Word for the day


I’ve been reminded of this word by my Chief Wrocław Correspondent (who is also Convenor for the Polish Branch of the David Warren Friendship Society). He cites the works of another friend and guru, Paul Gottfried, along with other palaeoconservative thinkers on both sides of the Atlantic Sea, most of whom will be utterly unknown to the general reader, let alone the media skipjack. (The allusion is to a shallow-draught fishing vessel, designed to retrieve oysters, only, and only from Chesapeake Bay. Or, in older English, to a class of inexpensive manservant or footman, whose strength and weakness lay in a certain lightness of heel, and a focused literal-mindedness. Or, the word could be left to find its own associations.)
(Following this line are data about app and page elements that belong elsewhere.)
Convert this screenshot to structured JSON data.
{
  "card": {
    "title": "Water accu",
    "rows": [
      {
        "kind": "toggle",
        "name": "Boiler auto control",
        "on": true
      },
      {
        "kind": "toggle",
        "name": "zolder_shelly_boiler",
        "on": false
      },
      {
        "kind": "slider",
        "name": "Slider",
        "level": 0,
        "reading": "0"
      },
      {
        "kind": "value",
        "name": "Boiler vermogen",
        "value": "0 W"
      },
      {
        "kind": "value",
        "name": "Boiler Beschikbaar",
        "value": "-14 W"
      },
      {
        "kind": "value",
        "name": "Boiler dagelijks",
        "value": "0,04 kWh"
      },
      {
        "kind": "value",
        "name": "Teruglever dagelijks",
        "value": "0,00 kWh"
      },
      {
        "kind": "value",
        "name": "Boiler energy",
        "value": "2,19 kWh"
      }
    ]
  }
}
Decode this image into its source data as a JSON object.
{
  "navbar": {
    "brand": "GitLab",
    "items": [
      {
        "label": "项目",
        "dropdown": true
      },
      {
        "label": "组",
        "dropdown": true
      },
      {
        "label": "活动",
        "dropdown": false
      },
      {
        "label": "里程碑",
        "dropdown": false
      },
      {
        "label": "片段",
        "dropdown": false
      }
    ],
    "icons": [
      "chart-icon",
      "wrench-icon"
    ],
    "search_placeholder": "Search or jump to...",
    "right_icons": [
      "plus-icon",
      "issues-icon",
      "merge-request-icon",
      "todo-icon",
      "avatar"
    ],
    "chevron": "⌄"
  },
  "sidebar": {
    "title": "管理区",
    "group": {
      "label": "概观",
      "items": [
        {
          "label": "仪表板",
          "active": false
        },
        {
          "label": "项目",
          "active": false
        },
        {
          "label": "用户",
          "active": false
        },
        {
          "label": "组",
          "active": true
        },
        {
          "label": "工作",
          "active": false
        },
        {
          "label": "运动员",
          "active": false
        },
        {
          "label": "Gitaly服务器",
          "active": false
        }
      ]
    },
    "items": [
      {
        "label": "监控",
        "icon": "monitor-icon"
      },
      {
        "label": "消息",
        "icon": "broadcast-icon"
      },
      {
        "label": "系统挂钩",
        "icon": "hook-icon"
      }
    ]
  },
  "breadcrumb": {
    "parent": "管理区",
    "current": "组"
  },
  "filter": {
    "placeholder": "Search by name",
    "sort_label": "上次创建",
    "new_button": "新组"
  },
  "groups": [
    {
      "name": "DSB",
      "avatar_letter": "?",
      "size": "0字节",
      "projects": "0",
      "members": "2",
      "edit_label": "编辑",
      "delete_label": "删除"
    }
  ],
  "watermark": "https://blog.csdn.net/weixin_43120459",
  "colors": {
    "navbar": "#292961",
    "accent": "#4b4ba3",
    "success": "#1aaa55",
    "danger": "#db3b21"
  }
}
See, should gracious reader be inclined, “No Country for Old Politics,” by Prof. Gottfried, which may be found by diligent Internet search. The gentleman patiently explains at some length what the word might mean; and how “conservatives” in media, the academy, politics, and so forth, are effectively in alliance with “liberals” to keep palaeoconservative ideas out of play.
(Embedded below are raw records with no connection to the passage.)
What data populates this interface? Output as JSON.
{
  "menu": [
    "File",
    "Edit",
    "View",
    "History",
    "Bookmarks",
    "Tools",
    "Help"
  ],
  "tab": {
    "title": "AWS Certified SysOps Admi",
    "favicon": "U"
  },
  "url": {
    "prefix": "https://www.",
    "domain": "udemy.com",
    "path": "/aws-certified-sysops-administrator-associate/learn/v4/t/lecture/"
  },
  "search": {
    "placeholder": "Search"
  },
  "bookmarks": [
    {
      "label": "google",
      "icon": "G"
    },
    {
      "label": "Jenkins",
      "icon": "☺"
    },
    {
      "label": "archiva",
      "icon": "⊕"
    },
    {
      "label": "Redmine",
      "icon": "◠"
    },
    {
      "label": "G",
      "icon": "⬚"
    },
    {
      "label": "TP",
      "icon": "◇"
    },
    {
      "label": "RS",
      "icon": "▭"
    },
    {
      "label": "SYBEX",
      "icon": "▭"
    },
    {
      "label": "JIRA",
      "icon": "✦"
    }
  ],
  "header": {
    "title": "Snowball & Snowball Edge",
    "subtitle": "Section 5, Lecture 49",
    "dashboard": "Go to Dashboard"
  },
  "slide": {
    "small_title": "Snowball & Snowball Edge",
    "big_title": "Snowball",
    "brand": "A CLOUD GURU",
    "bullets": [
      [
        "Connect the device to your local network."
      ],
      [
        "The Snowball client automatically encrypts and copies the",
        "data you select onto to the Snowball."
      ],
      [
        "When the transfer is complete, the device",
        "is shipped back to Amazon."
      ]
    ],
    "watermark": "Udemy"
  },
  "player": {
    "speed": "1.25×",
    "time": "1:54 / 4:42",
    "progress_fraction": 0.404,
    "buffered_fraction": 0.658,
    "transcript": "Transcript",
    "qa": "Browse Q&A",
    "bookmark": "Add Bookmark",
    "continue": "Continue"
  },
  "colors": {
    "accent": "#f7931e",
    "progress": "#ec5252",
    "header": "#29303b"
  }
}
“Palaeoconservative,” I have come to think myself, is necessary to distinguish actual conservative thought, from the rightwing form of glib liberal thinking. Curiously, we do not also need the term “palaeoliberal,” to describe the old Enlightenment attitudes, which remain in fashion after three hundred years, and some portions of which were, until quite recently, partially sane. “Nineteen-fifties liberal” is sometimes attempted: but that kind of person is now called a “conservative,” and has been called a conservative since at least the Reform Bill of 1832. He is of the faction that waves all the old signboards for Liberté, Égalité, Fraternité, and what have you, but would prefer the realities for which these slogans stand to arrive at a slower pace. (The italicized words are the national motto of Haiti; and I think also of France.)
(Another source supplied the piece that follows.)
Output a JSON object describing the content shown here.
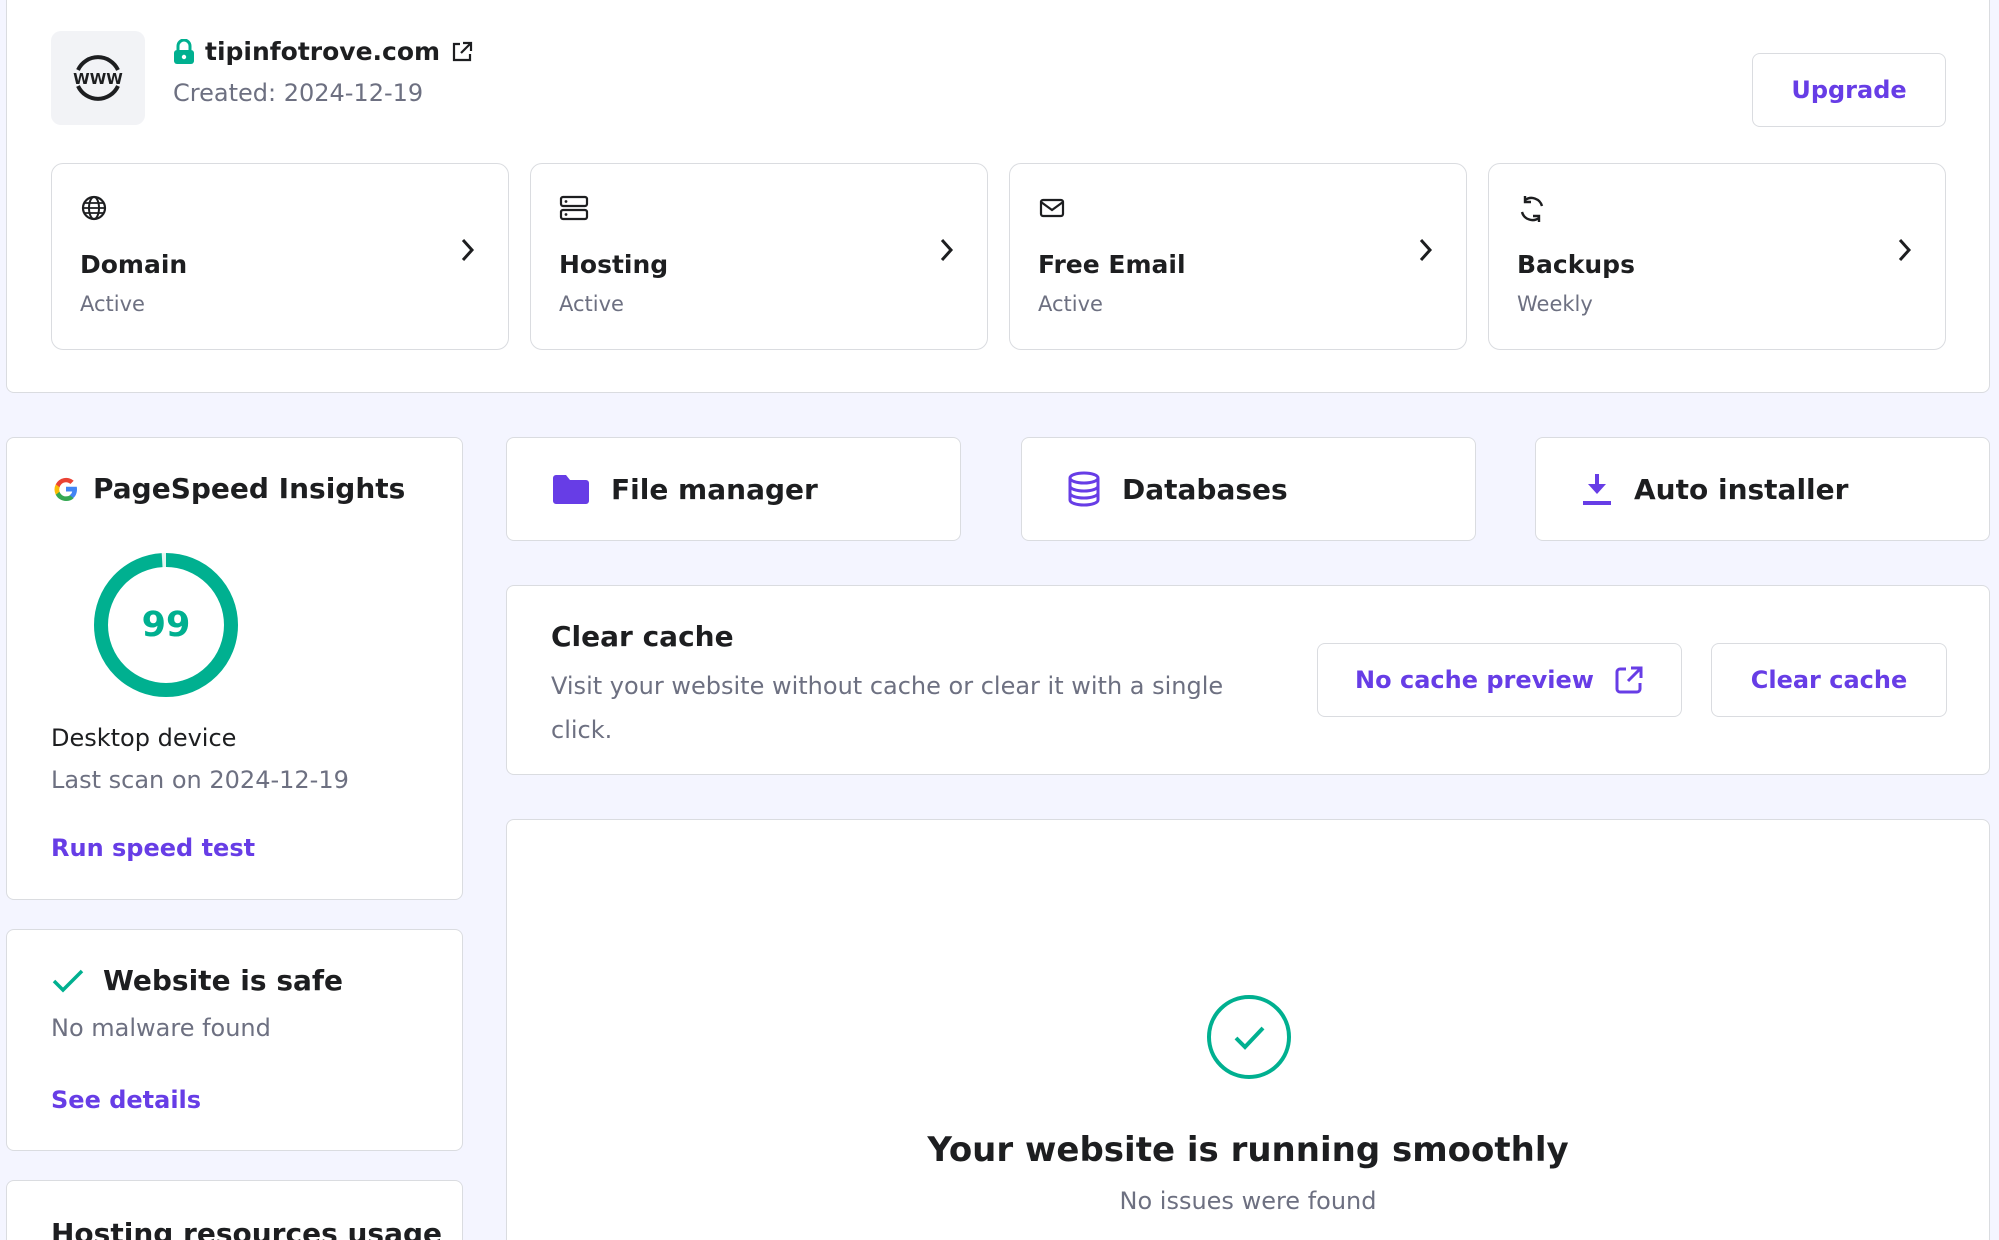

Whereas, a “palaeoconservative” would not like them to arrive at all. He refuses to wave those signboards. (He sees how things have worked out in Haiti.) Indeed, he does not believe in signboards, or like them.

If we want to be democratic about this, I would suggest we form a political party. My proposal for a cool, sexy name would be: “The Catholic Christian Counter-Revolutionary and Anti-Bourgeois Distributist Subsidiarial Limited-Monarchist Hierarchical and Aristocratic Palaeoconservative Action League.” And insist that the authorities print the full name on every ballot, not try to reduce it to “CCC-R&A-BDSL-MH&APAL,” or whatever. That way, by taking up extra space, we will reap a huge harvest of unintentional supporters.

Alternatively, just the “Palaeoconservative Party,” and hope for the best.

For we have to work with what we have, according to a young lady with whom I was speaking recently, who added that what we have is “democracy.” Which is to say, Liberté, Égalité, Fraternité, and bats with little human faces. She dismissed my central idea (which was to restore Christendom) as impractical, and impracticable, under present conditions. And as I could see she might have a point, I am trying to become more practical.